(Input data)

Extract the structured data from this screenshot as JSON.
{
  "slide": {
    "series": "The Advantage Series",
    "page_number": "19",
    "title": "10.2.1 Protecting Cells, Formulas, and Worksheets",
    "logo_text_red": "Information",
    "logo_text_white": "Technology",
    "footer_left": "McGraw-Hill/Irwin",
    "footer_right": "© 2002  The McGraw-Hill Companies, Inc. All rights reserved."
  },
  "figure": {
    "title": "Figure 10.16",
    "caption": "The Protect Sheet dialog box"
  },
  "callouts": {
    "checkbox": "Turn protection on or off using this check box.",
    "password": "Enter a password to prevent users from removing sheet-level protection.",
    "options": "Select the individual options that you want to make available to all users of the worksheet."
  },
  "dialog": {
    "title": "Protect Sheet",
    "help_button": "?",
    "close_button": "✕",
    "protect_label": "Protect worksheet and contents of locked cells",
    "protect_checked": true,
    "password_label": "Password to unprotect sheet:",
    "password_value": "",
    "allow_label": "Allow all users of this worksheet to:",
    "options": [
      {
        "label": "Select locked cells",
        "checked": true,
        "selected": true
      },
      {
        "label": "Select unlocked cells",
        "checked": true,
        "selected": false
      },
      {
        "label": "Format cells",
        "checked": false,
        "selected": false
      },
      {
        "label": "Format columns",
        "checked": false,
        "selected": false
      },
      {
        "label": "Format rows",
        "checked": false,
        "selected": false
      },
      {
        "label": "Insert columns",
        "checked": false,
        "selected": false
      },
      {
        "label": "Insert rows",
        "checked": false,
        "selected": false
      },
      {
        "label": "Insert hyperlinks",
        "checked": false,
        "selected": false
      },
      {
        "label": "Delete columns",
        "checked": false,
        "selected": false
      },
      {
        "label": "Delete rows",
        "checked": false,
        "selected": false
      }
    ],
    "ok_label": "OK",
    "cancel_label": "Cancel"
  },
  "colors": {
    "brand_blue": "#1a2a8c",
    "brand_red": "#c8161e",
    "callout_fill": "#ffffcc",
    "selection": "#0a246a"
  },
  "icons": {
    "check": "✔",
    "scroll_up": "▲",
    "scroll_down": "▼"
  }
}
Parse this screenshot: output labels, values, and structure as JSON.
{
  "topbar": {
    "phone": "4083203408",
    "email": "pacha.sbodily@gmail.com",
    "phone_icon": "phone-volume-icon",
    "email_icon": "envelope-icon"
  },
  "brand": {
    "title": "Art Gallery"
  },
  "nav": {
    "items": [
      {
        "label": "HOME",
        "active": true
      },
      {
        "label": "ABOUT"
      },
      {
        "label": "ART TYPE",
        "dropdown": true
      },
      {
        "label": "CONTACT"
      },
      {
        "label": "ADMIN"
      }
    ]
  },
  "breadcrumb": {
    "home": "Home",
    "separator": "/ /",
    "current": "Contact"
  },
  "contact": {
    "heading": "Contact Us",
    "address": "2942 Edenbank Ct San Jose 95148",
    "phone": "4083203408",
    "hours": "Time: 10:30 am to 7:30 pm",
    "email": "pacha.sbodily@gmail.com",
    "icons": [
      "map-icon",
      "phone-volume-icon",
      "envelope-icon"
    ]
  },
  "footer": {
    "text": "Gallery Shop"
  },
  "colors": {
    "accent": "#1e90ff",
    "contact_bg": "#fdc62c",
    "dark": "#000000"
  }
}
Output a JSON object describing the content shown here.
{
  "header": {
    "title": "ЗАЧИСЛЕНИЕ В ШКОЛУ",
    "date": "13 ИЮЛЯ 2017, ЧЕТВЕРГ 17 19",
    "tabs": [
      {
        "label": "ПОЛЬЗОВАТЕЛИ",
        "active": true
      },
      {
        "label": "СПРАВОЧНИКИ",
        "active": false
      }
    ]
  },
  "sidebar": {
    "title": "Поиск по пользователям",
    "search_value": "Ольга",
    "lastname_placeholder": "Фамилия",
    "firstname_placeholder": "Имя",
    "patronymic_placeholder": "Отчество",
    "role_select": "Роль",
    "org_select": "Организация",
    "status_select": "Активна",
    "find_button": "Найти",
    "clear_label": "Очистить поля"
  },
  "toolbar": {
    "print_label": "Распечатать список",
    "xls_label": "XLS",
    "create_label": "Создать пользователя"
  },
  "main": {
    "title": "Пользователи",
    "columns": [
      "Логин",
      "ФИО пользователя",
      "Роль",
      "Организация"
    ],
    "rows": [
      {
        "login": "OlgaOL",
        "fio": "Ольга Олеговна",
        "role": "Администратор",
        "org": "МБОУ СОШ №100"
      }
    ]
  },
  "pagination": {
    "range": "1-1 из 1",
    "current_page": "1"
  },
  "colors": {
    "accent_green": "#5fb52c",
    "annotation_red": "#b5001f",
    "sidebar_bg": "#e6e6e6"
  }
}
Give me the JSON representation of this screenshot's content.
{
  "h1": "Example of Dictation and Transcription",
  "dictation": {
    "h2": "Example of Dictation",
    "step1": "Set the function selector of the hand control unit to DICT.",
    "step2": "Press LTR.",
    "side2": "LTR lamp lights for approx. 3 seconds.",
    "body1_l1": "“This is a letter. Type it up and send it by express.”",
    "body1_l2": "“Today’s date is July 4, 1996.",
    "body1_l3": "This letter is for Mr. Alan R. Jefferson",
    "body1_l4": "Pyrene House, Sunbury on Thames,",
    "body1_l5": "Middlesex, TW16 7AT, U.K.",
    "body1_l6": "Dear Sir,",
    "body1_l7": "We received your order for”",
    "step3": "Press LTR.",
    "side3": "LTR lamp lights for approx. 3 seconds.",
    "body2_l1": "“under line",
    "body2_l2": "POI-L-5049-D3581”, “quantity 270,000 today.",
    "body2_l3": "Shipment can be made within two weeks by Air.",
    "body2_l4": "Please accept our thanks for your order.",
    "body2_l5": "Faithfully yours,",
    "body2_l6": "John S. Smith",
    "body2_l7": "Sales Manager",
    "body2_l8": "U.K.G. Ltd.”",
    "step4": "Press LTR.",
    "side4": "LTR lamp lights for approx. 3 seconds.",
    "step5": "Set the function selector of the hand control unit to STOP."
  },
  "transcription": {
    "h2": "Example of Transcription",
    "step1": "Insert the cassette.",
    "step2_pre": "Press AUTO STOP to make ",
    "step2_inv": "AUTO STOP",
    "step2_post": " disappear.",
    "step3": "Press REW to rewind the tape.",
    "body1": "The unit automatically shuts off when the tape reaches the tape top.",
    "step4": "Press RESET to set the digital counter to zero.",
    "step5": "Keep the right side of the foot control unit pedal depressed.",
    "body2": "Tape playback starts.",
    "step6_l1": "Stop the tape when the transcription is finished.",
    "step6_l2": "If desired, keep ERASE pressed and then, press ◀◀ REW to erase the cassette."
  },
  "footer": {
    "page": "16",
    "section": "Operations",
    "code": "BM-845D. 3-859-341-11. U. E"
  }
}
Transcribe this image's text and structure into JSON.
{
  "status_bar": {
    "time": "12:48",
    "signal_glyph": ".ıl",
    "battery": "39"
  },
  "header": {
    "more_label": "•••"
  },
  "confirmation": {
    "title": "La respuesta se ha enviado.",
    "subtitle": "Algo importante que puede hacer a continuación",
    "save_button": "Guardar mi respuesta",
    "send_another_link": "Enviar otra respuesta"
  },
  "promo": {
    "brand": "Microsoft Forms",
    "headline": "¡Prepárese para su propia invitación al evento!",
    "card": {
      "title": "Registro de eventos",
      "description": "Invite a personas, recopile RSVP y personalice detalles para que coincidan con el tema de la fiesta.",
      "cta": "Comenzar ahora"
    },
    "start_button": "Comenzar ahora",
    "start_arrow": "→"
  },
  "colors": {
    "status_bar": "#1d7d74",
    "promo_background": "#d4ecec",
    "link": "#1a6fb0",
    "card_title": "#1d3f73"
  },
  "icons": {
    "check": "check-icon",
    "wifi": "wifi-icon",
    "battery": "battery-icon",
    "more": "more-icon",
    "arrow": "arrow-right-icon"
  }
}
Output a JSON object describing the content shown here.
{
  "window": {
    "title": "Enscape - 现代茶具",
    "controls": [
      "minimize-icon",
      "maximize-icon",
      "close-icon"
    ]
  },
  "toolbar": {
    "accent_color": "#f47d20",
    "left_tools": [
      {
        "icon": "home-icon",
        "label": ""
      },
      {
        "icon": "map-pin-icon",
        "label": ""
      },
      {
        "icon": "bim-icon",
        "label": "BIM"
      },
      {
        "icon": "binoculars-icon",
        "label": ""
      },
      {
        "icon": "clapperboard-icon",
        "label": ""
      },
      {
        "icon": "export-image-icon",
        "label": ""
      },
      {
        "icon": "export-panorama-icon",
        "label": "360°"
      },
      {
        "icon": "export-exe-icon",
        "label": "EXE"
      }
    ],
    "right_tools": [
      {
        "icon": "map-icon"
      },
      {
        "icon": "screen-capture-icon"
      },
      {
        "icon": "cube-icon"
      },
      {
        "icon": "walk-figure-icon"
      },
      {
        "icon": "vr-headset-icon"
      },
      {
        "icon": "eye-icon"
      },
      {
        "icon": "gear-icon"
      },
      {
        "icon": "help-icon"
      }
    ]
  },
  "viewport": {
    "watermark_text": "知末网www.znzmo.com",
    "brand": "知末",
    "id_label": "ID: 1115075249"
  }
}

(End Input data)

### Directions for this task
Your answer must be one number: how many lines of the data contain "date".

### Solved exercise
2